[[ GIVEN INFORMATION open ]]

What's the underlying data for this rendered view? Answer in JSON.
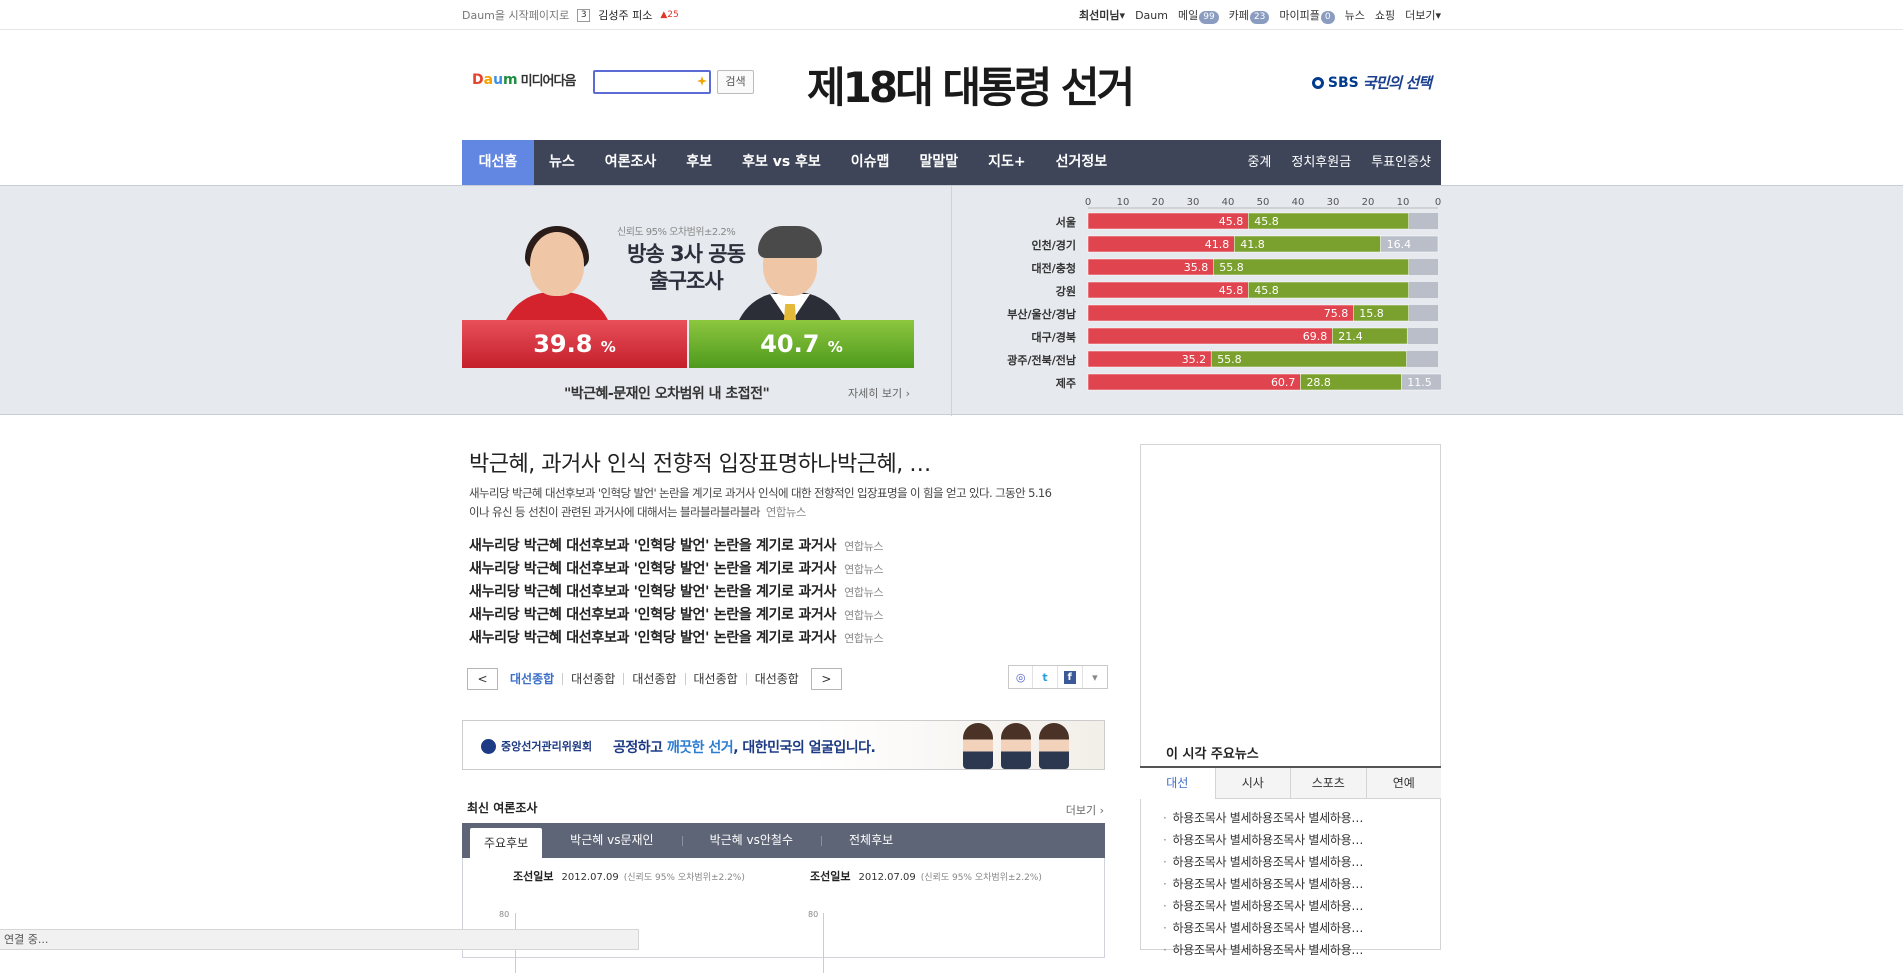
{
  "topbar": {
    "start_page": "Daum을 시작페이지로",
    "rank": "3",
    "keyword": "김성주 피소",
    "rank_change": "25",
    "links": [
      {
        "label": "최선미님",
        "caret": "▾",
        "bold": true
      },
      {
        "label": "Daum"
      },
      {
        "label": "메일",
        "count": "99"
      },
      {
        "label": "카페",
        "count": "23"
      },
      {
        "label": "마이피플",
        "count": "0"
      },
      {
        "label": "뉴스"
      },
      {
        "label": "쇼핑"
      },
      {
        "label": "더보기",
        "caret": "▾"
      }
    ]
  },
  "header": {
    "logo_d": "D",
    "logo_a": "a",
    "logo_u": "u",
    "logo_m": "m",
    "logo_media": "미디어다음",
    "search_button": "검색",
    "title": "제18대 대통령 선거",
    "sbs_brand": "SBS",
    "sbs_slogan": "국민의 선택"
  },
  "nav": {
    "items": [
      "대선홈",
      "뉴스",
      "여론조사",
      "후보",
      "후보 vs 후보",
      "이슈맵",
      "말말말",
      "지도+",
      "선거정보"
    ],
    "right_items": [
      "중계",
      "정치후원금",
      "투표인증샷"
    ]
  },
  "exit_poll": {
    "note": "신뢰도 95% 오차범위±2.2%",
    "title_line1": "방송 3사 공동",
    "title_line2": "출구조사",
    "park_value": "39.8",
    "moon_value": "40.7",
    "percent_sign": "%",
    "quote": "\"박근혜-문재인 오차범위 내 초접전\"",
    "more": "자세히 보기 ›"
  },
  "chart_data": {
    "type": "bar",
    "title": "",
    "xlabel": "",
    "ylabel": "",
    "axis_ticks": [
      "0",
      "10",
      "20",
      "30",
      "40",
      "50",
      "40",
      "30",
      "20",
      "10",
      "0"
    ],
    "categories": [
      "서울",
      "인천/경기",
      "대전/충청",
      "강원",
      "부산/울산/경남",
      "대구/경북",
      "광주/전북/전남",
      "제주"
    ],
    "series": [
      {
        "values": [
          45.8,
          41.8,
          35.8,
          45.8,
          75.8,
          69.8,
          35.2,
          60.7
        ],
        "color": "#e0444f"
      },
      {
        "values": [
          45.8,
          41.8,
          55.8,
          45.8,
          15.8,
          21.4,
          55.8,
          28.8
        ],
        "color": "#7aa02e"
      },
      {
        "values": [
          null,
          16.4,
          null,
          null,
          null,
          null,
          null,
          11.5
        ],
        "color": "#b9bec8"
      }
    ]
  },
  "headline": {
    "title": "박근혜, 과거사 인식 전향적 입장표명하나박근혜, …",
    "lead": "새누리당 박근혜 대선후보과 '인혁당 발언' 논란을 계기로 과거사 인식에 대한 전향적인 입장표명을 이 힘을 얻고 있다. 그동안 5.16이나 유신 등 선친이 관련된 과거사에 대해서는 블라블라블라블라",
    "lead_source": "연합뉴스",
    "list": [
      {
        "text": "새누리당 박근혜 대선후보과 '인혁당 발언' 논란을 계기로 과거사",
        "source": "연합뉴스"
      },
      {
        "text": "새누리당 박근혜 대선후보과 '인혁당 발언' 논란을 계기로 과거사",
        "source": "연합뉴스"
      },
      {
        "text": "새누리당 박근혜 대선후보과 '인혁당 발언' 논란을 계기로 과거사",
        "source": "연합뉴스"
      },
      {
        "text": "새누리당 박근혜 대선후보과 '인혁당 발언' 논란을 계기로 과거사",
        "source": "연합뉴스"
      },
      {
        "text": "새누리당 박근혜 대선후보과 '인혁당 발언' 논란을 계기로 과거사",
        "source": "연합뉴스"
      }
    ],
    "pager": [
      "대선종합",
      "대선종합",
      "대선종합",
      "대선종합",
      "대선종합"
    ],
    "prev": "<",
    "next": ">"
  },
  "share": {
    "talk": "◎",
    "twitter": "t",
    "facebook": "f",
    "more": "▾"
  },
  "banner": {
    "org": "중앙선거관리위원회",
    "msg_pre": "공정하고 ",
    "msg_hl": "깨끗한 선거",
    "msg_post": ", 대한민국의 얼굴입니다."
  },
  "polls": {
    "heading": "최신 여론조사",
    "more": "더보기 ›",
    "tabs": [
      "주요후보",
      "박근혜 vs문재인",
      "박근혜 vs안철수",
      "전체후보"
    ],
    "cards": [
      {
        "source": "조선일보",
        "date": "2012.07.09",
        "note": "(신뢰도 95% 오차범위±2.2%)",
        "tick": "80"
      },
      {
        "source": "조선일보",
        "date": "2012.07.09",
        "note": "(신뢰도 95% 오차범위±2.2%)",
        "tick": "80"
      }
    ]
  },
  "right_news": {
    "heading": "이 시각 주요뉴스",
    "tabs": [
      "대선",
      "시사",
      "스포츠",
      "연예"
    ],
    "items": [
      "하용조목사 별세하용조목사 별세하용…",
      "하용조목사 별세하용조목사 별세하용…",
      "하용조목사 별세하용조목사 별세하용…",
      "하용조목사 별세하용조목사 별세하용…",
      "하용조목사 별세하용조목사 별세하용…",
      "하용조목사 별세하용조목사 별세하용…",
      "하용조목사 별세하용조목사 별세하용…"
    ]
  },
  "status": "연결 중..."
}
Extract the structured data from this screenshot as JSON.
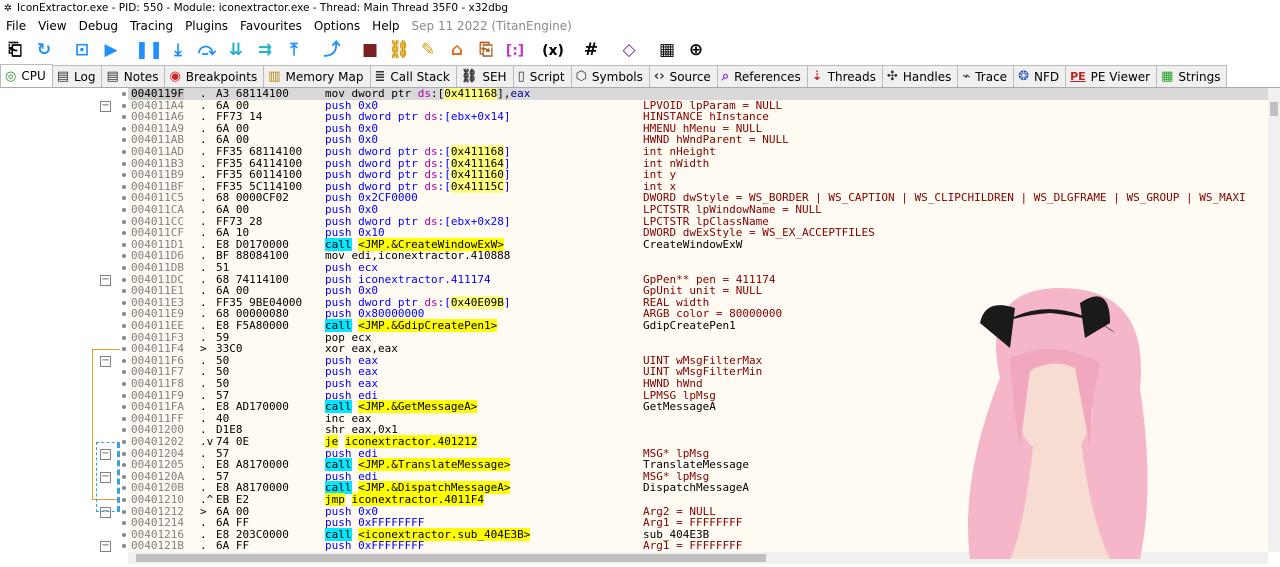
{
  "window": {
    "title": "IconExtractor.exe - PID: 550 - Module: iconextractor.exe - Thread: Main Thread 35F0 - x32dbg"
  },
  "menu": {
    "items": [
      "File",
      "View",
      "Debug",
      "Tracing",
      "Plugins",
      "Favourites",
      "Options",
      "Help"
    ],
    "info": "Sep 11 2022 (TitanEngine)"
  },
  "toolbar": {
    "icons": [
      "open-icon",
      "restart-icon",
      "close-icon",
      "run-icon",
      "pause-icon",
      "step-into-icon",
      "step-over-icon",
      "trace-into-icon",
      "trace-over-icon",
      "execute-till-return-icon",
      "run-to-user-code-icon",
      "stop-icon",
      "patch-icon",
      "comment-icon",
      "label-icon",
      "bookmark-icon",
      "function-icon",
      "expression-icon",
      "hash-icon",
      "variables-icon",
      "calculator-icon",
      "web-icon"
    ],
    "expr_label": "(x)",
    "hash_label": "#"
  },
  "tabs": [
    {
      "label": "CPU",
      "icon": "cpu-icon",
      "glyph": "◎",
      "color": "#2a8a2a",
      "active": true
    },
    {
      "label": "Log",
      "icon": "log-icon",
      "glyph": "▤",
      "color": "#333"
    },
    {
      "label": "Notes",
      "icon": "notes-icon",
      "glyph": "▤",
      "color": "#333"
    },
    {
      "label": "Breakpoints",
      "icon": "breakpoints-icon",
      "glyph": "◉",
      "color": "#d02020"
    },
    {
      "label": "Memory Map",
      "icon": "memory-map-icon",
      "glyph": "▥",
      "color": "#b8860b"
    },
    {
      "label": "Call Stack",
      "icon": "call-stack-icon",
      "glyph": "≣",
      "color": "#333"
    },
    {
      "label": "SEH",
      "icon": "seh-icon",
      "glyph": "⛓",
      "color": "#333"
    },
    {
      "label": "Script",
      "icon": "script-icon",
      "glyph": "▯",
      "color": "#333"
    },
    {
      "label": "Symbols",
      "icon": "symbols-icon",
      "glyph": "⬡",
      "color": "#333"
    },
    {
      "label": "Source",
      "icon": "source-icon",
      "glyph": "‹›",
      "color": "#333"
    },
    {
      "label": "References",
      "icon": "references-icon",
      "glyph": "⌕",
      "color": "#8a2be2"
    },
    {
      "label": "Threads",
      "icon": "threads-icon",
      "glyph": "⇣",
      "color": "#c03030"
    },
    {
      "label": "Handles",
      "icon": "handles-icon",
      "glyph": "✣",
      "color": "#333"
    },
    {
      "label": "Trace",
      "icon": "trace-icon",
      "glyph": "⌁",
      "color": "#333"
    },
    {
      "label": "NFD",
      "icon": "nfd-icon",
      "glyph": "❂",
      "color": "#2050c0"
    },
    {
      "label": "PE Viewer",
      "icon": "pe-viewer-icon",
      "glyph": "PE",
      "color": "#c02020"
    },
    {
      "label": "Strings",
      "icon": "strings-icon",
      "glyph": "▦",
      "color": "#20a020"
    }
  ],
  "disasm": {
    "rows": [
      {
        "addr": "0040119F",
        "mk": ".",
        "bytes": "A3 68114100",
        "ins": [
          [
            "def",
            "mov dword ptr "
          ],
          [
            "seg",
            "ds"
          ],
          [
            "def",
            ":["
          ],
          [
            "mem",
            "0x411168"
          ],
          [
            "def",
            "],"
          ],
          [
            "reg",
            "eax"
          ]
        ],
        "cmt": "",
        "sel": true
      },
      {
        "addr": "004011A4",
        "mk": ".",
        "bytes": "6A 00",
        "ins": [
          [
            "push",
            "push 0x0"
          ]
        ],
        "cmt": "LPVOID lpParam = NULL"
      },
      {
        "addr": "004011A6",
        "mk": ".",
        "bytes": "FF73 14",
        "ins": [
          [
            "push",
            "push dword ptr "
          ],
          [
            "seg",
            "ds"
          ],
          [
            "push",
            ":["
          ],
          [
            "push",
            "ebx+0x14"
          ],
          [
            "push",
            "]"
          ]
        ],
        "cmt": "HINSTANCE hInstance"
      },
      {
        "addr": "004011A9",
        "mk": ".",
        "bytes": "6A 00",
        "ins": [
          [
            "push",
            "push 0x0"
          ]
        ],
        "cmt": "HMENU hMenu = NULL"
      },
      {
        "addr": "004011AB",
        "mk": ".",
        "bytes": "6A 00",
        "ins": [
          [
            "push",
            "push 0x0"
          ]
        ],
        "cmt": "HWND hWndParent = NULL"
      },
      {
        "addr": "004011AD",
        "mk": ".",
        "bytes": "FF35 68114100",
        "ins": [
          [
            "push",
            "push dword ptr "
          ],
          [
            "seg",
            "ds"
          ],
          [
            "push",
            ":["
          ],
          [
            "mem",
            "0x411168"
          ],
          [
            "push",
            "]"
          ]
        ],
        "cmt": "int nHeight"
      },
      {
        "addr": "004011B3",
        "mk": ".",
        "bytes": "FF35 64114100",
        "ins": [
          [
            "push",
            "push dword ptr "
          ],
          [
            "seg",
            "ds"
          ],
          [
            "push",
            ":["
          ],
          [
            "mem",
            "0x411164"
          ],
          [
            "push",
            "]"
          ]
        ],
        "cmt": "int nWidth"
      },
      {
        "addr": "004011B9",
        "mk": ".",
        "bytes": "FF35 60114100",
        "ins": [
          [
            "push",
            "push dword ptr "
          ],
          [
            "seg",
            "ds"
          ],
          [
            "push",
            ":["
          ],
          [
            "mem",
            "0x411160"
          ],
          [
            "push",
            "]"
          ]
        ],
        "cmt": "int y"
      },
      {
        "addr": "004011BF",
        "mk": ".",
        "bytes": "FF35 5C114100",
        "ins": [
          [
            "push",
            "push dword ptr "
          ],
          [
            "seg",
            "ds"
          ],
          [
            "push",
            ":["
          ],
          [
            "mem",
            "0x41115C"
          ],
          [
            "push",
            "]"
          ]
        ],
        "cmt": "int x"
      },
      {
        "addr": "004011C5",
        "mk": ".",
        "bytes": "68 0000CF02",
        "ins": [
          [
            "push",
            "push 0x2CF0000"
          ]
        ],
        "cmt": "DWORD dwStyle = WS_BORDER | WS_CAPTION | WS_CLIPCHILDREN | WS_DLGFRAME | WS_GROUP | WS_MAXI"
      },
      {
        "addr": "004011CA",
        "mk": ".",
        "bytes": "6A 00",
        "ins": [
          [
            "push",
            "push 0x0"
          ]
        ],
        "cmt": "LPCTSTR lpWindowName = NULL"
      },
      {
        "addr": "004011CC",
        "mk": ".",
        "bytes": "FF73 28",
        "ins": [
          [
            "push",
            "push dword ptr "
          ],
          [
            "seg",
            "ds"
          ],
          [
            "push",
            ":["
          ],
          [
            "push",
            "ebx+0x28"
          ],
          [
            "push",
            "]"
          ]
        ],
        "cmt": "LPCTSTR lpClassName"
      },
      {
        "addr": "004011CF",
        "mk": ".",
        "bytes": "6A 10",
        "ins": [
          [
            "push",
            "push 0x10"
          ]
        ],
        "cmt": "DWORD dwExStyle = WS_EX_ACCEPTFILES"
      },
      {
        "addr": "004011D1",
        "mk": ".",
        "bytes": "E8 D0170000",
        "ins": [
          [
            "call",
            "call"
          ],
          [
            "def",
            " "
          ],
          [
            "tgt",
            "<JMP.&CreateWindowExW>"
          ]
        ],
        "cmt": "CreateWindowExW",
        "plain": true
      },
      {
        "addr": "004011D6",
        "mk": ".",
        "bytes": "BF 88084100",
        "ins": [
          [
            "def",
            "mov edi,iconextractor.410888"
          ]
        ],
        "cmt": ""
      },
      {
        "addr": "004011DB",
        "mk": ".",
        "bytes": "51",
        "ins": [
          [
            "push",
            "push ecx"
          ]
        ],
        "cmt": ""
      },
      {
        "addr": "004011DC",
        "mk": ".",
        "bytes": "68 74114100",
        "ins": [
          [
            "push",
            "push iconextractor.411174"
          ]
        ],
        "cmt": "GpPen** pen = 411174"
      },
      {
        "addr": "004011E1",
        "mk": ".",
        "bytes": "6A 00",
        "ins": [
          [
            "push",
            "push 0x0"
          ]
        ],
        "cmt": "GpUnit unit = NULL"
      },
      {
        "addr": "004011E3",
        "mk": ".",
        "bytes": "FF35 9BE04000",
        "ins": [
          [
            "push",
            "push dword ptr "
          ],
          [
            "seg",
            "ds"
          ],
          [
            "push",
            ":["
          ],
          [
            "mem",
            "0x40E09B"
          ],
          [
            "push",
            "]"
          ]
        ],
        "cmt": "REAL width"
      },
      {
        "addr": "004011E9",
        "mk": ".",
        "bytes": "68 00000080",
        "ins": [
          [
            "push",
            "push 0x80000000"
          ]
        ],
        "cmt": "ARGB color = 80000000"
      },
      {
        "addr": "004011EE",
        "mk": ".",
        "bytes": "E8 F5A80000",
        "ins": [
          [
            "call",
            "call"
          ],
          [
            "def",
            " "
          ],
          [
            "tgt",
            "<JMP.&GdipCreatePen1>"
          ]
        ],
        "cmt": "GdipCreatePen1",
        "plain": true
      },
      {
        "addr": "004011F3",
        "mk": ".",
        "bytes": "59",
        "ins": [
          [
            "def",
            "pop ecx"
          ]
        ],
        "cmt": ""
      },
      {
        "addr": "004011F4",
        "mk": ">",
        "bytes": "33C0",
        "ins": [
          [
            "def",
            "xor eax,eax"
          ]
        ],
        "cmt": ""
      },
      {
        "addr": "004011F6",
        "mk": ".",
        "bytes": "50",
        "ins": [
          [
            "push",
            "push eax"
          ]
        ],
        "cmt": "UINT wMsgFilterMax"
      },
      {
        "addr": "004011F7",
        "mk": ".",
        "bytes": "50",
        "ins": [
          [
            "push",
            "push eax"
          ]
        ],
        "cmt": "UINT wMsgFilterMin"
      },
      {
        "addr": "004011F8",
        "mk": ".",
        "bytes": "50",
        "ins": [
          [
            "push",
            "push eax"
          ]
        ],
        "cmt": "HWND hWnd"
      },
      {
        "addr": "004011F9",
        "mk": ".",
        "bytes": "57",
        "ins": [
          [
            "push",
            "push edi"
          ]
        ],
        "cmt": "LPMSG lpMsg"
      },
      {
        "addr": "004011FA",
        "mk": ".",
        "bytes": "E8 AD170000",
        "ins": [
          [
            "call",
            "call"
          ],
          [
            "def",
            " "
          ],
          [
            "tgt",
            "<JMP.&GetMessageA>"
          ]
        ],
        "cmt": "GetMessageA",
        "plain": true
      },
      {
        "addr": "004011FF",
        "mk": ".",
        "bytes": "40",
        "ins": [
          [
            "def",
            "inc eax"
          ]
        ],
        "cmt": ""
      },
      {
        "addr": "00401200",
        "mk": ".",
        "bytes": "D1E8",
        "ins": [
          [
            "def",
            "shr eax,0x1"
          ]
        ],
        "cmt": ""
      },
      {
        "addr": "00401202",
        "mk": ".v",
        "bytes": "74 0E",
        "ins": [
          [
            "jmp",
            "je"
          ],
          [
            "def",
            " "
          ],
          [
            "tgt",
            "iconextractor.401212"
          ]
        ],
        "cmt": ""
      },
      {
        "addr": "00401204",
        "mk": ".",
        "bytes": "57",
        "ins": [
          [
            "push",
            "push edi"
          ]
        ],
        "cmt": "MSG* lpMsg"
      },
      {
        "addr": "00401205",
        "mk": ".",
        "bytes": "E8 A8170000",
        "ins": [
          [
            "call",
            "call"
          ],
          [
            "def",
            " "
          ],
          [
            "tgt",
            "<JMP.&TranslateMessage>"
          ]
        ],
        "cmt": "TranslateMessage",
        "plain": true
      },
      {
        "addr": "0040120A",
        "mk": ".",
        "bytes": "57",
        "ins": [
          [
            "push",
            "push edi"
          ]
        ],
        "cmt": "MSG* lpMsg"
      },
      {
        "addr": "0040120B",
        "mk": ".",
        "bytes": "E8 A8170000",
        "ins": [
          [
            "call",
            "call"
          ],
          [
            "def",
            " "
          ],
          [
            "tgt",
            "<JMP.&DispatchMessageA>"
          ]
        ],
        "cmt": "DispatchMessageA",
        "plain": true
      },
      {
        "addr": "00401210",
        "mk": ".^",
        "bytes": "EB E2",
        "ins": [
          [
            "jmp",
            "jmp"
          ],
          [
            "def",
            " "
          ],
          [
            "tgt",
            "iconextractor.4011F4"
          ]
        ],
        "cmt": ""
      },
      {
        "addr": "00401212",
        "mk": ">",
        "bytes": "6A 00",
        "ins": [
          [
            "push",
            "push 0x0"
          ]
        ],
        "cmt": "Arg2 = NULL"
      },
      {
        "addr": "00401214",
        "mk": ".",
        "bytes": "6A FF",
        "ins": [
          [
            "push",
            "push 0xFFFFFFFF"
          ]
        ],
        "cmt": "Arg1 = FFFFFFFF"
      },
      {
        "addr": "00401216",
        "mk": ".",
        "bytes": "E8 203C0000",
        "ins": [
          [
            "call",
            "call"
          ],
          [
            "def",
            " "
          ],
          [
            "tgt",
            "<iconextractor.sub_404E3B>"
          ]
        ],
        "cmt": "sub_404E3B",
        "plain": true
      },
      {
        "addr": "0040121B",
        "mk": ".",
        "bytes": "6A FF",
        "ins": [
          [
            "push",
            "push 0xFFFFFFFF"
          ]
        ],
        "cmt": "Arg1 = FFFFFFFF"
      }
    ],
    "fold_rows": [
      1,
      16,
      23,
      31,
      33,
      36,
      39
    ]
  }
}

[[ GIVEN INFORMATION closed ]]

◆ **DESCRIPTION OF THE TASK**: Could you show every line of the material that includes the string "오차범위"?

◆ **EXERCISE OUTPUT**:
    "note": "신뢰도 95% 오차범위±2.2%",
    "quote": "\"박근혜-문재인 오차범위 내 초접전\"",
        "note": "(신뢰도 95% 오차범위±2.2%)",
        "note": "(신뢰도 95% 오차범위±2.2%)",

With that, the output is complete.